Take the 2-minute tour ×
Stack Overflow is a question and answer site for professional and enthusiast programmers. It's 100% free.

enter image description here

I created an ink annotation in the form of the letter Z, as shown above, however, the corners of the Z are rounded. Why does this happen? How can I avoid this additional beautification so that the corners stay sharp and the points are connected via a straight line?

PDF code:

%PDF-1.6
%μῦ

1 0 obj
<</Type/Catalog/Pages 2 0 R>>
endobj

2 0 obj
<</Type/Pages/Kids[3 0 R]/Count 1>>
endobj

3 0 obj
<</Type/Page/Parent 2 0 R/Resources<<>>/MediaBox[0 0 500 800]/Annots[4 0 R]>>
endobj

4 0 obj
<</Type/Annot/Subtype/Ink/Contents(<enter description here>)/InkList[[150 300 250 300 150 200 250 200]]/Rect[200 250 300 150]/P 3 0 R/F 4/C[1 0 0]>>
endobj

xref
0 5
0000000000 65536 f 
0000000017 00000 n 
0000000063 00000 n 
0000000115 00000 n 
0000000209 00000 n 

trailer
<</Size 5/Root 1 0 R>>

startxref
374
%%EOF
share|improve this question
    
Huh!? Why did you remove the acceptance of my answer? –  Kurt Pfeifle Aug 1 '12 at 17:21
    
Sorry Kurt, but this is because the AP dictionary is the more correct answer. –  Some Noob Student Aug 1 '12 at 19:47
    
The /AP attribute gives much more flexibility in the graphic state of annotations. I found the following in 4.9 Form Objects: Certain document elements that are not part of a page’s contents, such as annotation appearances (see Section 8.4.4, “Appearance Streams”), are repre-sented as form XObjects.

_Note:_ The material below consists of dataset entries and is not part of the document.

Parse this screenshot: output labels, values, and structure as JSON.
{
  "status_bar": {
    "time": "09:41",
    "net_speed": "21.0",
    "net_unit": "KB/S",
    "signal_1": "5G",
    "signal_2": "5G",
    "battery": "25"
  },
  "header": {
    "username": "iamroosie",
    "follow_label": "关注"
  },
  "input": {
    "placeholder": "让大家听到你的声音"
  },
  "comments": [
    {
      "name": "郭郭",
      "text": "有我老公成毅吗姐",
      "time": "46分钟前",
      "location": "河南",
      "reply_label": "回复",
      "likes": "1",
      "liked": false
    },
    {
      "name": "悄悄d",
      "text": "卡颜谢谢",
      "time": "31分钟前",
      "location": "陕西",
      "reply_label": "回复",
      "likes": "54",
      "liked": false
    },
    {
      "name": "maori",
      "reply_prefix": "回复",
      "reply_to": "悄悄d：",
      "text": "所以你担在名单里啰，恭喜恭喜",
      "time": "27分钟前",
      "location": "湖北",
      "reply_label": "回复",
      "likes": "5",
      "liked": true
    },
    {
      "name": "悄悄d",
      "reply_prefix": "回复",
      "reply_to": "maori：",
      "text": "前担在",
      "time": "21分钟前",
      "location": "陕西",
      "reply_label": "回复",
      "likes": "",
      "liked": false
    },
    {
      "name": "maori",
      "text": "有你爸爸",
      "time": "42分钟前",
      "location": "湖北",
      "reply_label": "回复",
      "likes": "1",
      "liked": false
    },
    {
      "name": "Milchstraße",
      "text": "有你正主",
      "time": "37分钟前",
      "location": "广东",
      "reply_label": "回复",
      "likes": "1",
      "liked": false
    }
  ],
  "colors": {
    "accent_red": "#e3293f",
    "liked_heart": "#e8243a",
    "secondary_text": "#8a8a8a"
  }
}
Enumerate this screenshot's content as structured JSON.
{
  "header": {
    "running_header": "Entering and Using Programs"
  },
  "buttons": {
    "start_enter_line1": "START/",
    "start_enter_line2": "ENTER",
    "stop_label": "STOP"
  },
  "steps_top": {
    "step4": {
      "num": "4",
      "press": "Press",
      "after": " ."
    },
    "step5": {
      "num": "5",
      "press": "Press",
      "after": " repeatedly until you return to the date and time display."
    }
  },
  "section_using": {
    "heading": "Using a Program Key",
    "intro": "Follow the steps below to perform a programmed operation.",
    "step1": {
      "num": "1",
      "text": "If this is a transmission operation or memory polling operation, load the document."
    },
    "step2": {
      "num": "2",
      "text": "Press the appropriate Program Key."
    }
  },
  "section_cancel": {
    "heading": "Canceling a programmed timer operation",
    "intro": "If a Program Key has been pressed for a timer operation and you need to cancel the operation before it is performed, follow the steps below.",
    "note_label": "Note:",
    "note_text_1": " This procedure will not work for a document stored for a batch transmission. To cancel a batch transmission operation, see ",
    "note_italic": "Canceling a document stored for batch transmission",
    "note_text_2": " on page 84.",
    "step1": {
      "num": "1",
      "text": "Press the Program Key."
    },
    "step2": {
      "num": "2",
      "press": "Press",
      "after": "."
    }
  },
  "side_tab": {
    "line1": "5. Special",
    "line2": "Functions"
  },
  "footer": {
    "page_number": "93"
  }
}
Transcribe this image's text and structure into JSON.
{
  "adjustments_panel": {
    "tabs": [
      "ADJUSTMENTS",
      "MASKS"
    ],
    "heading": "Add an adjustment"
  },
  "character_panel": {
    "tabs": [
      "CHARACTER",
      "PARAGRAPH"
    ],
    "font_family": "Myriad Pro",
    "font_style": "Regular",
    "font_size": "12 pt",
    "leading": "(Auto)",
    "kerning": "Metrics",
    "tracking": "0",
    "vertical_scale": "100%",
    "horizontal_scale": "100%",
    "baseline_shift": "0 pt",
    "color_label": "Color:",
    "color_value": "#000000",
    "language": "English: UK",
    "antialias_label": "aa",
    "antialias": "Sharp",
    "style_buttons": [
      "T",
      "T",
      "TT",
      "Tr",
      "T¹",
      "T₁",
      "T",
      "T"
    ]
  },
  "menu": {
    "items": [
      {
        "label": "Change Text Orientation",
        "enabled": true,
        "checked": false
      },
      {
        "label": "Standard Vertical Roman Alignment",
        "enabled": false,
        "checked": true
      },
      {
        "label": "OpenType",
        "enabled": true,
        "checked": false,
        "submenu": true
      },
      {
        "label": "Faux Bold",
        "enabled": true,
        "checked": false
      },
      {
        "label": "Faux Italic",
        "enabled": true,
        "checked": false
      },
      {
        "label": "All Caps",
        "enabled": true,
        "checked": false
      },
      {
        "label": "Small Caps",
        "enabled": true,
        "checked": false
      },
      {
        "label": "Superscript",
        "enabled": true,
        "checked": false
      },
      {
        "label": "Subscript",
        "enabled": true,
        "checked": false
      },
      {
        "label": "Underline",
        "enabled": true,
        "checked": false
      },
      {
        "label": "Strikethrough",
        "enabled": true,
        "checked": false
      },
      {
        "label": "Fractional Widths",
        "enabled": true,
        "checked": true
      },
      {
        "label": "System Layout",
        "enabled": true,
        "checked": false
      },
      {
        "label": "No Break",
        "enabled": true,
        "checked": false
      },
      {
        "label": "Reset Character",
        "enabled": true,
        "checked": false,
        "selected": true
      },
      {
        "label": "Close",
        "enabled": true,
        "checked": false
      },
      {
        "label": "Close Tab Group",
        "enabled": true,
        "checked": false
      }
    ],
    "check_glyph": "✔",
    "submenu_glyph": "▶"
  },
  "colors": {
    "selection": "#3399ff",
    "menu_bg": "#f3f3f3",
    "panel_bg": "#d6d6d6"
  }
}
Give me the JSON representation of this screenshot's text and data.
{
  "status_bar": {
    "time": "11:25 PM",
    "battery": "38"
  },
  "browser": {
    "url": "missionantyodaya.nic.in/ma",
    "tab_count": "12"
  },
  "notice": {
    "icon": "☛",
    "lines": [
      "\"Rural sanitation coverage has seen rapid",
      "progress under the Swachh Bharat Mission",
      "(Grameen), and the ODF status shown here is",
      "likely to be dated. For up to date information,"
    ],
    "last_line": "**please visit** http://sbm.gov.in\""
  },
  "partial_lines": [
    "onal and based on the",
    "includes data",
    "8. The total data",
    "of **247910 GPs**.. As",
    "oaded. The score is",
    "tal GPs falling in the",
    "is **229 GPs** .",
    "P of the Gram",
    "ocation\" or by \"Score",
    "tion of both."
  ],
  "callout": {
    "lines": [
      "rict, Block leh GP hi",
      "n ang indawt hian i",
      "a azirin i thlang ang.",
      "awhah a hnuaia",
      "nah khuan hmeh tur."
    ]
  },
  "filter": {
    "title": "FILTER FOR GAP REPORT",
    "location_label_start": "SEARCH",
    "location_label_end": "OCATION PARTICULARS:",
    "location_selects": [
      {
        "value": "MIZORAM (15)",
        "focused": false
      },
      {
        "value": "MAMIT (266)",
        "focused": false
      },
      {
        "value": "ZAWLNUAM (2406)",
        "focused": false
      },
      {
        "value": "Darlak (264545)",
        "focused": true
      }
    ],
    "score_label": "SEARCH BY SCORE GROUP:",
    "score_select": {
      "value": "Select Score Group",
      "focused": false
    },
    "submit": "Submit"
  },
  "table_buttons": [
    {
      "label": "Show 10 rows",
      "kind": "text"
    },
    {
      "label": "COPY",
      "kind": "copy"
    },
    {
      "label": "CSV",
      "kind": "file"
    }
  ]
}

It even turns out that you can leave /InkList /C /BS et al. behind as you can specify them all inside /AP. Sorry again. –  Some Noob Student Aug 1 '12 at 19:54
    
Sorry, but this was not what you had asked originally! (And after I checked the spec, it was clear to me too. But it introduces additional keys and 'complicates' your code.) My original answer was the perfect one for your original question, and it was the most simple, least intrusive for your code... –  Kurt Pfeifle Aug 1 '12 at 21:32
    
Fair enough, you have to answer to my question, and iPDFdev has the solution to my problem. Too bad I can't give 2 ticks. –  Some Noob Student Aug 2 '12 at 1:23

2 Answers 2

up vote 4 down vote accepted

I'm not sure what's going on here, and have no time to investigate right now.

But here are some immediate observations as additional data points:

  • Mac OS X's Preview.app shows the Z-shape with sharp edges.
  • Adobe Reader X and Adobe Acrobat X Pro (on Mac OS X) show the Z-shape with round edges.
  • Ghostscript v9.05 shows the Z-shape with round edges.
  • Ghostscript, self-compiled from today's Git repository, shows the Z-shape with round edges.

Update:

Ok, I had a quick look into the official ISO spec for PDF-1.7. It says this about the /Subtype /Ink annotations' /InkList:

An array of n arrays, each representing a stroked path. Each array shall be a series of alternating horizontal and vertical coordinates in default user space, specifying points along the path. When drawn, the points shall be connected by straight lines or curves in an implementation-dependent way.

(from Chapter 12.5.6.13 Ink Annotations, my emphasis)

So, it is completely 'legal' that one implementation shows straight lines, and the other one shows curves. :-(

Sigh...

Update 2:

So if you want to force the Z-shape to appear as straight lines for all implementations, you need to draw 3 different straight lines, each one represented by a different array, and put these 3 arrays into container array...

Change this part of your code:

/InkList
[
  [150 300 250 300 150 200 250 200]
]

to this:

/InkList
[
  [150 300 250 300]
  [250 300 150 200]
  [150 200 250 200]
]

and your Z-Shape will show sharp corners.

share|improve this answer
    
Oh wow! Thanks for your insight! –  Some Noob Student Jul 31 '12 at 22:57

The solution is to create also the annotation appearance (the /AP entry in the annotation dictionary). If the annotation appearance, which draws the straight lines, is present in the PDF file then it will be used when displaying the file and you will get the same result in any viewer. If the appearance is not present then the viewer will construct the appearance based on annotation definition and in your case this viewer built appearance is implementation dependent.

share|improve this answer

Your Answer

 
discard

By posting your answer, you agree to the privacy policy and terms of service.

Not the answer you're looking for? Browse other questions tagged or ask your own question.